Statistics show that millions of Americans are underserved by the banking industry in general. This is because they have troubled or extremely limited histories of successfully borrowing on things like credit cards, student loans, and auto financing. That, in turn, makes it so they either have no access to credit, or can only tap credit with extremely expensive rates and high fees.
It's one thing for lenders to be cautious when people have exhibited difficulty related to paying credit cards and other such bills on time each month, even if the extreme financial difficulties brought on by the economic downturn are to blame. However, financial experts have long said that the ways in which a person handles credit – and credit alone – may not be the best indicator of their overarching financial wherewithal.
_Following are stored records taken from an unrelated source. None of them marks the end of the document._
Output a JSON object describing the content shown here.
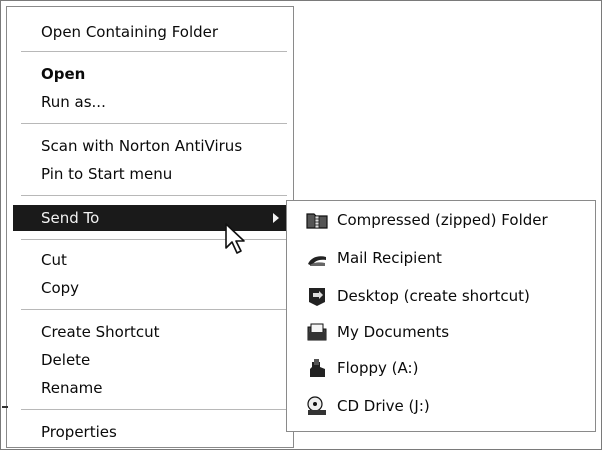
{
  "context_menu": {
    "items": [
      {
        "label": "Open Containing Folder"
      },
      {
        "label": "Open"
      },
      {
        "label": "Run as..."
      },
      {
        "label": "Scan with Norton AntiVirus"
      },
      {
        "label": "Pin to Start menu"
      },
      {
        "label": "Send To"
      },
      {
        "label": "Cut"
      },
      {
        "label": "Copy"
      },
      {
        "label": "Create Shortcut"
      },
      {
        "label": "Delete"
      },
      {
        "label": "Rename"
      },
      {
        "label": "Properties"
      }
    ],
    "selected_item": "Send To",
    "default_item": "Open"
  },
  "send_to_submenu": {
    "items": [
      {
        "label": "Compressed (zipped) Folder",
        "icon": "zip-folder-icon"
      },
      {
        "label": "Mail Recipient",
        "icon": "mail-icon"
      },
      {
        "label": "Desktop (create shortcut)",
        "icon": "desktop-icon"
      },
      {
        "label": "My Documents",
        "icon": "my-documents-icon"
      },
      {
        "label": "Floppy (A:)",
        "icon": "floppy-icon"
      },
      {
        "label": "CD Drive (J:)",
        "icon": "cd-drive-icon"
      }
    ]
  },
  "colors": {
    "selection_background": "#1a1a1a",
    "selection_text": "#f2f2f2",
    "menu_background": "#ffffff"
  }
}
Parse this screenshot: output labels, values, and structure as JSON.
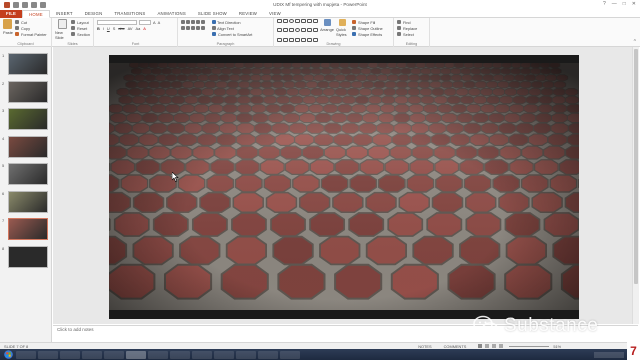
{
  "window": {
    "title": "UDIX Mf tempering with mupjeta - PowerPoint",
    "controls": [
      "?",
      "—",
      "□",
      "✕"
    ]
  },
  "tabs": [
    "FILE",
    "HOME",
    "INSERT",
    "DESIGN",
    "TRANSITIONS",
    "ANIMATIONS",
    "SLIDE SHOW",
    "REVIEW",
    "VIEW"
  ],
  "active_tab": "HOME",
  "ribbon": {
    "clipboard": {
      "label": "Clipboard",
      "paste": "Paste",
      "cut": "Cut",
      "copy": "Copy",
      "format_painter": "Format Painter"
    },
    "slides": {
      "label": "Slides",
      "new_slide": "New Slide",
      "layout": "Layout",
      "reset": "Reset",
      "section": "Section"
    },
    "font": {
      "label": "Font",
      "bold": "B",
      "italic": "I",
      "underline": "U",
      "strike": "S",
      "abc": "abc",
      "av": "AV",
      "aa": "Aa",
      "a": "A"
    },
    "paragraph": {
      "label": "Paragraph",
      "text_direction": "Text Direction",
      "align_text": "Align Text",
      "convert_smartart": "Convert to SmartArt"
    },
    "drawing": {
      "label": "Drawing",
      "arrange": "Arrange",
      "quick_styles": "Quick Styles",
      "shape_fill": "Shape Fill",
      "shape_outline": "Shape Outline",
      "shape_effects": "Shape Effects"
    },
    "editing": {
      "label": "Editing",
      "find": "Find",
      "replace": "Replace",
      "select": "Select"
    }
  },
  "slides": [
    {
      "num": "1",
      "color": "#5a6570",
      "selected": false
    },
    {
      "num": "2",
      "color": "#6b6560",
      "selected": false
    },
    {
      "num": "3",
      "color": "#5a6a30",
      "selected": false
    },
    {
      "num": "4",
      "color": "#7a4a40",
      "selected": false
    },
    {
      "num": "5",
      "color": "#707070",
      "selected": false
    },
    {
      "num": "6",
      "color": "#8a8a6a",
      "selected": false
    },
    {
      "num": "7",
      "color": "#9a5a50",
      "selected": true
    },
    {
      "num": "8",
      "color": "#2a2a2a",
      "selected": false
    }
  ],
  "notes": {
    "placeholder": "Click to add notes"
  },
  "status": {
    "slide_info": "SLIDE 7 OF 8",
    "notes": "NOTES",
    "comments": "COMMENTS",
    "zoom": "51%"
  },
  "watermark": {
    "text": "Substance"
  },
  "logo": {
    "text": "7"
  },
  "colors": {
    "accent": "#c43e1c",
    "taskbar": "#1e2a40",
    "brick": "#8a4a40",
    "mortar": "#8c8780"
  }
}
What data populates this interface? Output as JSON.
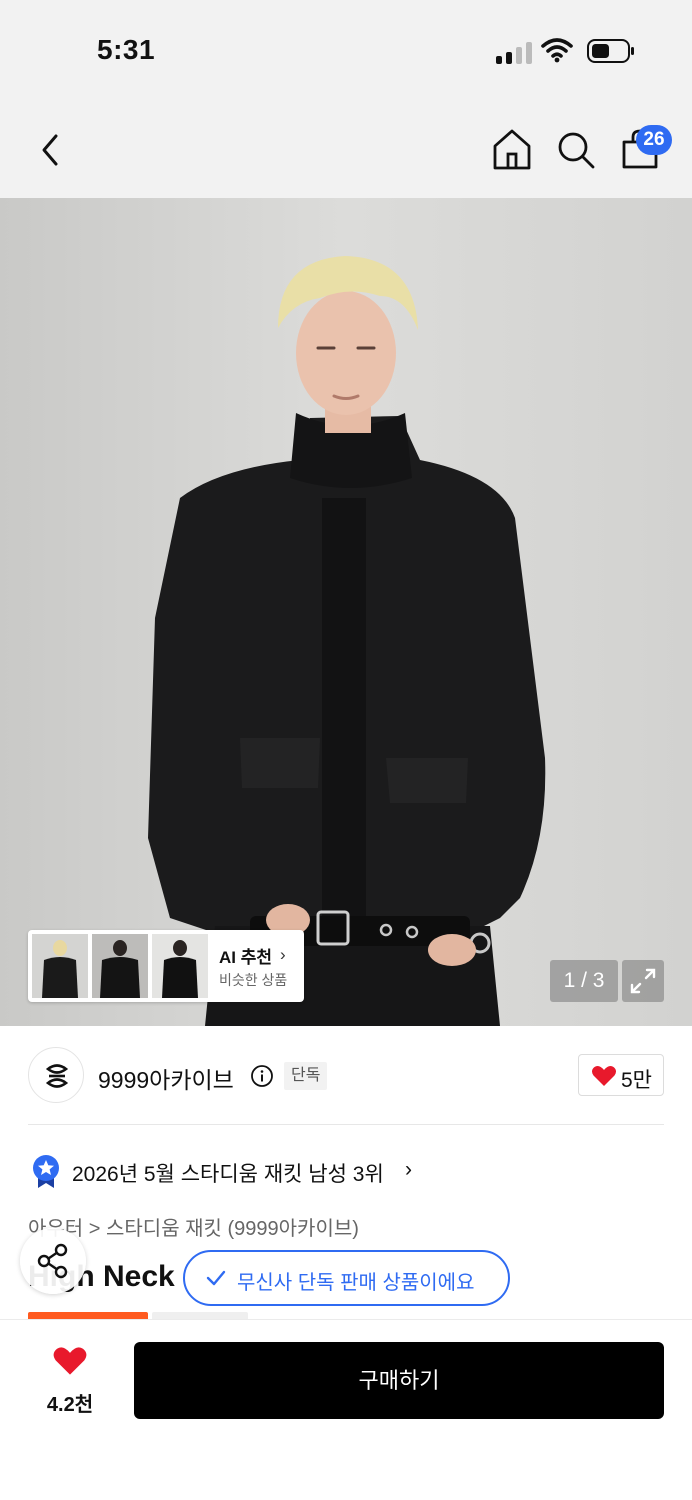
{
  "status_bar": {
    "time": "5:31"
  },
  "nav": {
    "cart_count": "26"
  },
  "hero": {
    "page_counter": "1 / 3",
    "ai_recommend": {
      "title": "AI 추천",
      "subtitle": "비슷한 상품"
    }
  },
  "brand": {
    "name": "9999아카이브",
    "tag": "단독",
    "like_count": "5만"
  },
  "ranking": {
    "text": "2026년 5월 스타디움 재킷 남성 3위"
  },
  "breadcrumb": {
    "text": "아우터 > 스타디움 재킷 (9999아카이브)"
  },
  "product": {
    "title_visible": "High Neck",
    "exclusive_notice": "무신사 단독 판매 상품이에요"
  },
  "bottom_bar": {
    "like_count": "4.2천",
    "buy_label": "구매하기"
  },
  "colors": {
    "accent_blue": "#2f6bf2",
    "heart_red": "#e8192c",
    "buy_black": "#000000"
  },
  "icons": [
    "back-icon",
    "home-icon",
    "search-icon",
    "cart-icon",
    "expand-icon",
    "info-icon",
    "heart-icon",
    "ranking-badge-icon",
    "check-icon",
    "share-icon"
  ]
}
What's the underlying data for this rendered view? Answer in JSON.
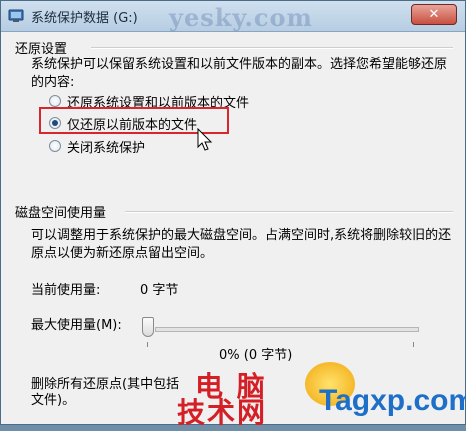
{
  "window": {
    "title": "系统保护数据 (G:)",
    "watermark_top": "yesky.com",
    "close_glyph": "✕"
  },
  "restore": {
    "group_title": "还原设置",
    "description": "系统保护可以保留系统设置和以前文件版本的副本。选择您希望能够还原的内容:",
    "options": [
      {
        "label": "还原系统设置和以前版本的文件",
        "selected": false
      },
      {
        "label": "仅还原以前版本的文件",
        "selected": true
      },
      {
        "label": "关闭系统保护",
        "selected": false
      }
    ]
  },
  "disk": {
    "group_title": "磁盘空间使用量",
    "description": "可以调整用于系统保护的最大磁盘空间。占满空间时,系统将删除较旧的还原点以便为新还原点留出空间。",
    "current_label": "当前使用量:",
    "current_value": "0 字节",
    "max_label": "最大使用量(M):",
    "slider_value": 0,
    "slider_readout": "0% (0 字节)",
    "delete_text_line1": "删除所有还原点(其中包括",
    "delete_text_line2": "文件)。"
  },
  "watermark": {
    "cn_line1": "电 脑",
    "cn_line2": "技术网",
    "en": "Tagxp.com"
  },
  "colors": {
    "highlight": "#d8262d",
    "radio_dot": "#1f4a80"
  }
}
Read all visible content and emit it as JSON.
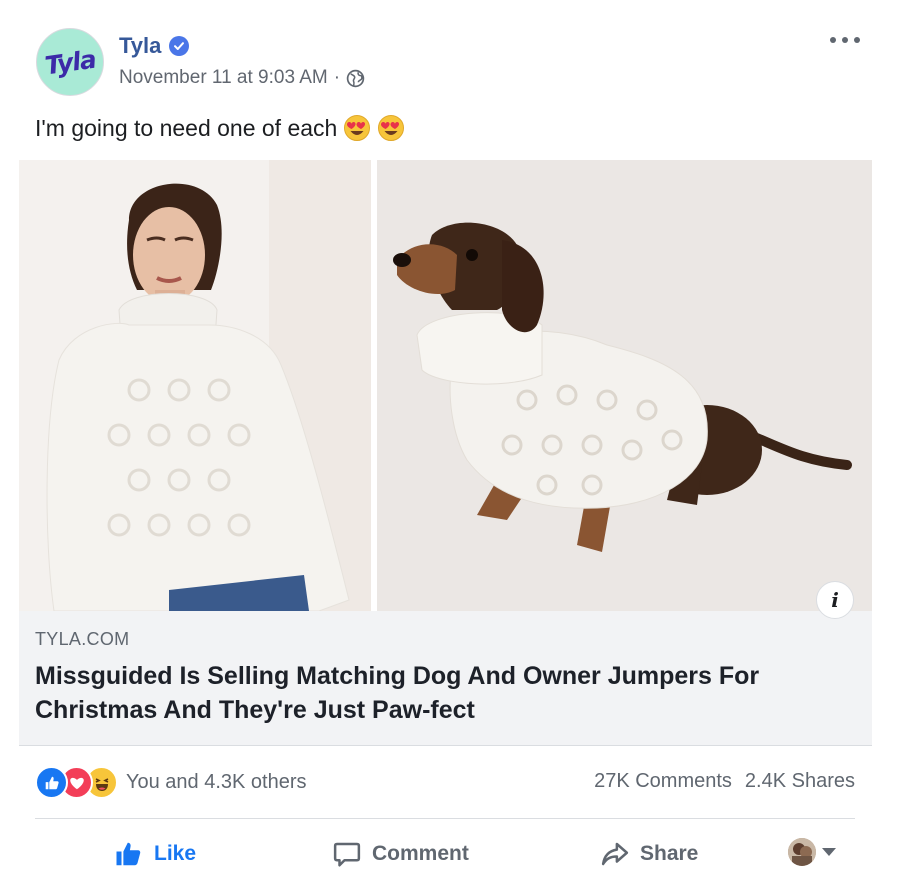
{
  "post": {
    "author": {
      "avatar_text": "Tyla",
      "name": "Tyla",
      "verified_icon": "verified-badge-icon"
    },
    "timestamp": "November 11 at 9:03 AM",
    "separator": "·",
    "privacy_icon": "globe-icon",
    "more_icon": "ellipsis-icon",
    "text": "I'm going to need one of each",
    "emojis": [
      "heart-eyes-emoji",
      "heart-eyes-emoji"
    ]
  },
  "link": {
    "domain": "TYLA.COM",
    "headline": "Missguided Is Selling Matching Dog And Owner Jumpers For Christmas And They're Just Paw-fect",
    "info_label": "i"
  },
  "stats": {
    "reaction_icons": [
      "like-reaction-icon",
      "love-reaction-icon",
      "haha-reaction-icon"
    ],
    "reactions_text": "You and 4.3K others",
    "comments": "27K Comments",
    "shares": "2.4K Shares"
  },
  "actions": {
    "like": "Like",
    "comment": "Comment",
    "share": "Share"
  },
  "colors": {
    "brand_link": "#365899",
    "like_blue": "#1877f2",
    "love_red": "#f33e58",
    "haha_yellow": "#f7c53a",
    "muted_text": "#606770",
    "link_box_bg": "#f2f3f5",
    "avatar_bg": "#a9ead6",
    "avatar_text": "#3c2aa8"
  }
}
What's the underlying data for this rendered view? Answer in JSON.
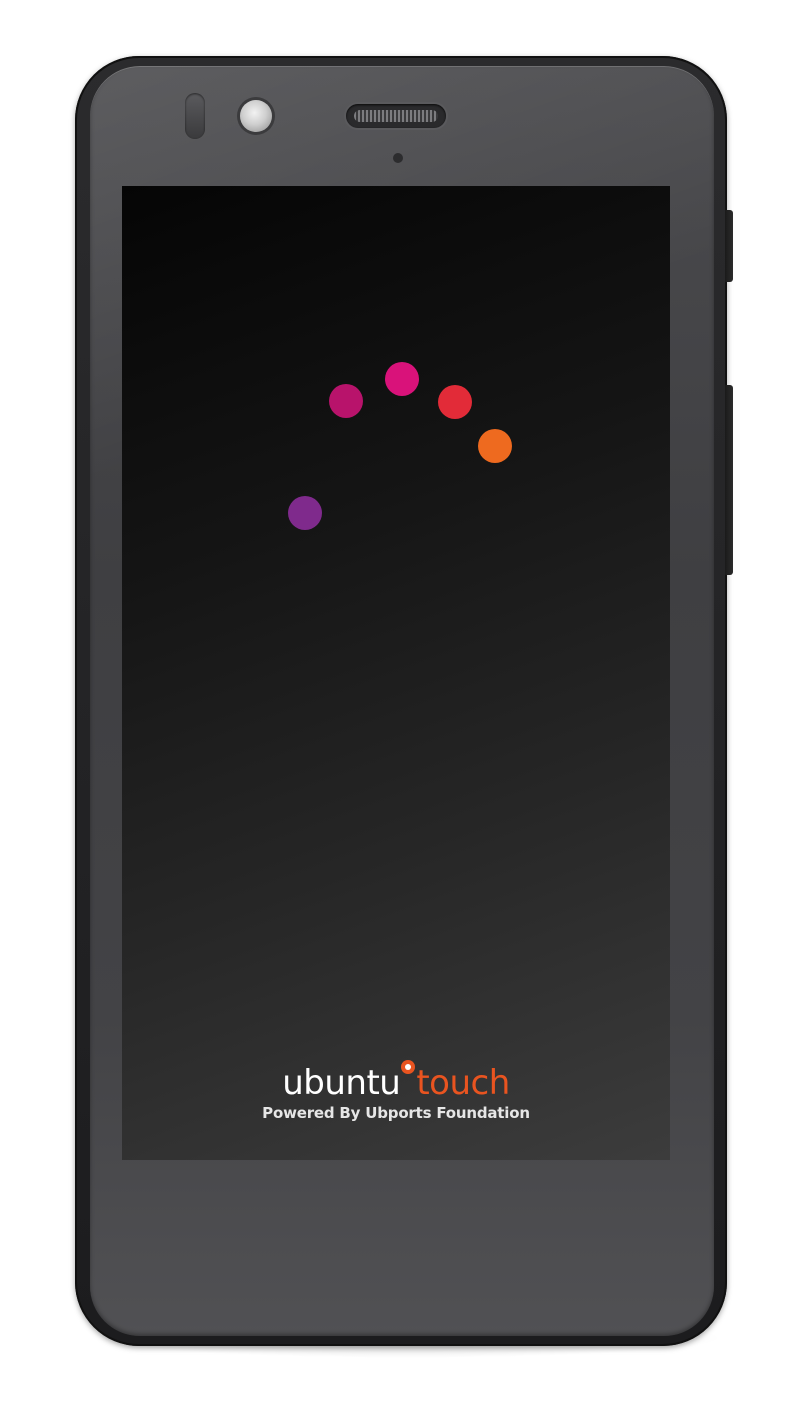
{
  "boot_screen": {
    "spinner": {
      "dots": [
        {
          "color": "#b8136b"
        },
        {
          "color": "#d9127a"
        },
        {
          "color": "#e22b38"
        },
        {
          "color": "#ee6a1f"
        },
        {
          "color": "#7f2a8c"
        }
      ]
    },
    "logo": {
      "ubuntu": "ubuntu",
      "touch": "touch",
      "tagline": "Powered By Ubports Foundation"
    },
    "colors": {
      "brand_orange": "#e95420",
      "screen_background": "#111111",
      "device_body": "#444447"
    }
  }
}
What's the issue?
When people have a number of bills to pay and extremely limited finances, they're likely to prioritize non-credit items. That includes paying the rent so they don't lose their homes, or paying utilities bills to keep the lights on. It makes perfect sense why they would do this, of course, but it also makes for some difficult times related to maintaining good credit standings if they can barely afford to cover more essential costs.
That disconnect between what makes sense for consumers and what makes sense for their creditors can nonetheless wreak havoc on people's finances overall. This is because credit history is used not only to make credit decisions, but also when it comes to things like setting prices for auto or home insurance, and even as it relates to being able to qualify to get a new cellphone service provider.
Where PRBC comes in
With all of this in mind, PRBC has developed a credit scoring model that takes into account not just how people have handled their debts, but also how well they've been able to keep up on other monthly payments including rent and utilities. In fact, PRBC actually stands for, "Payment Reporting Builds Credit." And because of this, consumers who might have missed credit card payments in the past, but who have successfully kept up with paying their other, more necessary accounts on an ongoing basis are likely to see their standings improve significantly.
However, alternative credit scores, as they're called, can also be beneficial to people who have limited or non-existent credit histories, as it may be able to help them build their positions well enough that they would be able to get an affordable account that would further allow them to improve their standings.
This is the kind of thing that financial experts believe may be vital to the future of credit reporting as a whole, as it could help to bring millions of financially capable borrowers into the borrowing ecosystem once again. That, in turn, would potentially improve the credit health of the nation overall, with some believing this could happen to a significant extent.